Exercise instructions: Every entry below is to be copied word for word, with its pictures removed.
━━━━━ Dataset entries
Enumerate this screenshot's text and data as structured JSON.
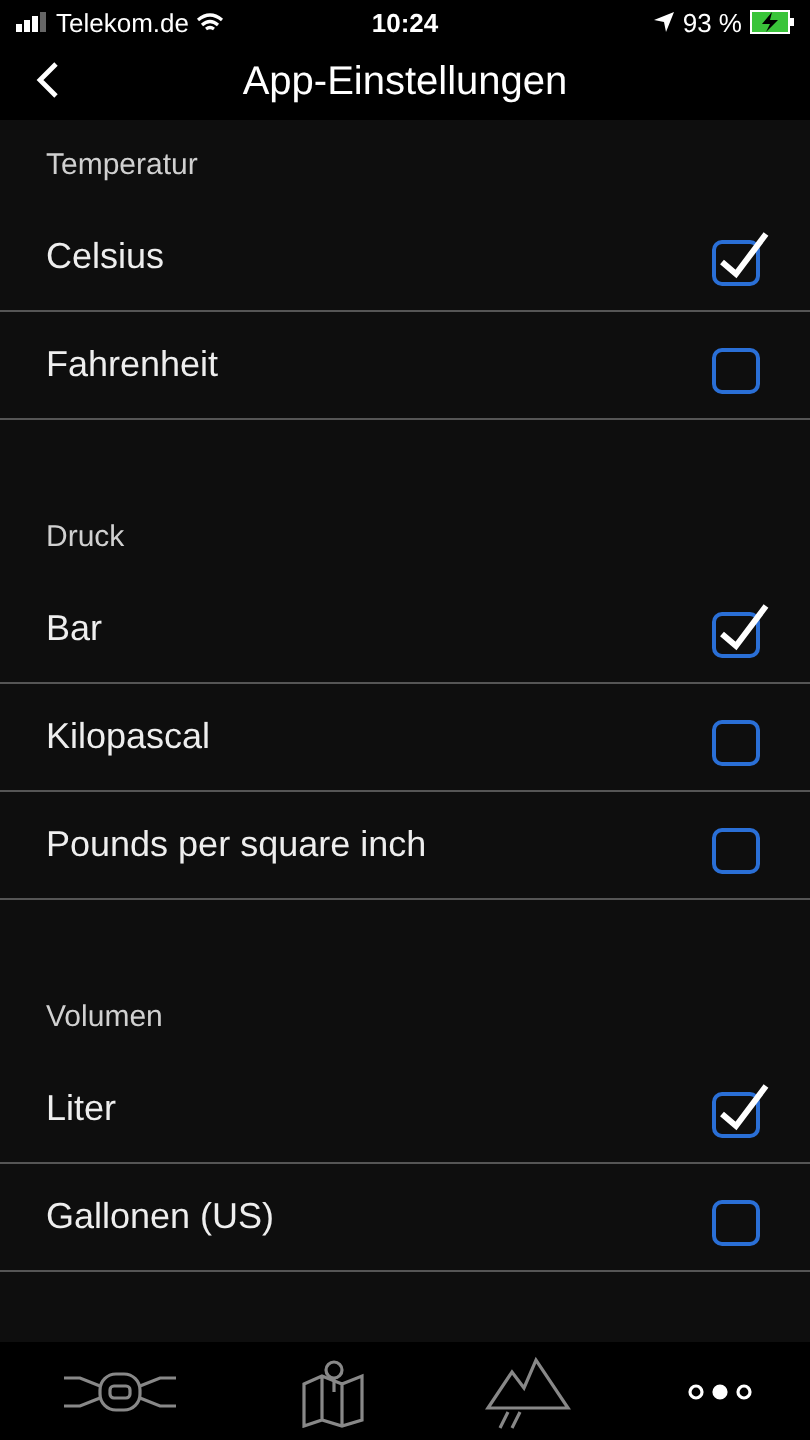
{
  "status_bar": {
    "carrier": "Telekom.de",
    "time": "10:24",
    "battery": "93 %"
  },
  "nav": {
    "title": "App-Einstellungen"
  },
  "sections": [
    {
      "title": "Temperatur",
      "options": [
        {
          "label": "Celsius",
          "checked": true
        },
        {
          "label": "Fahrenheit",
          "checked": false
        }
      ]
    },
    {
      "title": "Druck",
      "options": [
        {
          "label": "Bar",
          "checked": true
        },
        {
          "label": "Kilopascal",
          "checked": false
        },
        {
          "label": "Pounds per square inch",
          "checked": false
        }
      ]
    },
    {
      "title": "Volumen",
      "options": [
        {
          "label": "Liter",
          "checked": true
        },
        {
          "label": "Gallonen (US)",
          "checked": false
        }
      ]
    }
  ],
  "tab_bar": [
    {
      "kind": "vehicle",
      "selected": false
    },
    {
      "kind": "map",
      "selected": false
    },
    {
      "kind": "mountains",
      "selected": false
    },
    {
      "kind": "more",
      "selected": true
    }
  ]
}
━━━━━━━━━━
Written solution:
Enumerate this screenshot's text and data as structured JSON.
{
  "status_bar": {
    "carrier": "Telekom.de",
    "time": "10:24",
    "battery": "93 %"
  },
  "nav": {
    "title": "App-Einstellungen"
  },
  "sections": [
    {
      "title": "Temperatur",
      "options": [
        {
          "label": "Celsius",
          "checked": true
        },
        {
          "label": "Fahrenheit",
          "checked": false
        }
      ]
    },
    {
      "title": "Druck",
      "options": [
        {
          "label": "Bar",
          "checked": true
        },
        {
          "label": "Kilopascal",
          "checked": false
        },
        {
          "label": "Pounds per square inch",
          "checked": false
        }
      ]
    },
    {
      "title": "Volumen",
      "options": [
        {
          "label": "Liter",
          "checked": true
        },
        {
          "label": "Gallonen (US)",
          "checked": false
        }
      ]
    }
  ],
  "tab_bar": [
    {
      "kind": "vehicle",
      "selected": false
    },
    {
      "kind": "map",
      "selected": false
    },
    {
      "kind": "mountains",
      "selected": false
    },
    {
      "kind": "more",
      "selected": true
    }
  ]
}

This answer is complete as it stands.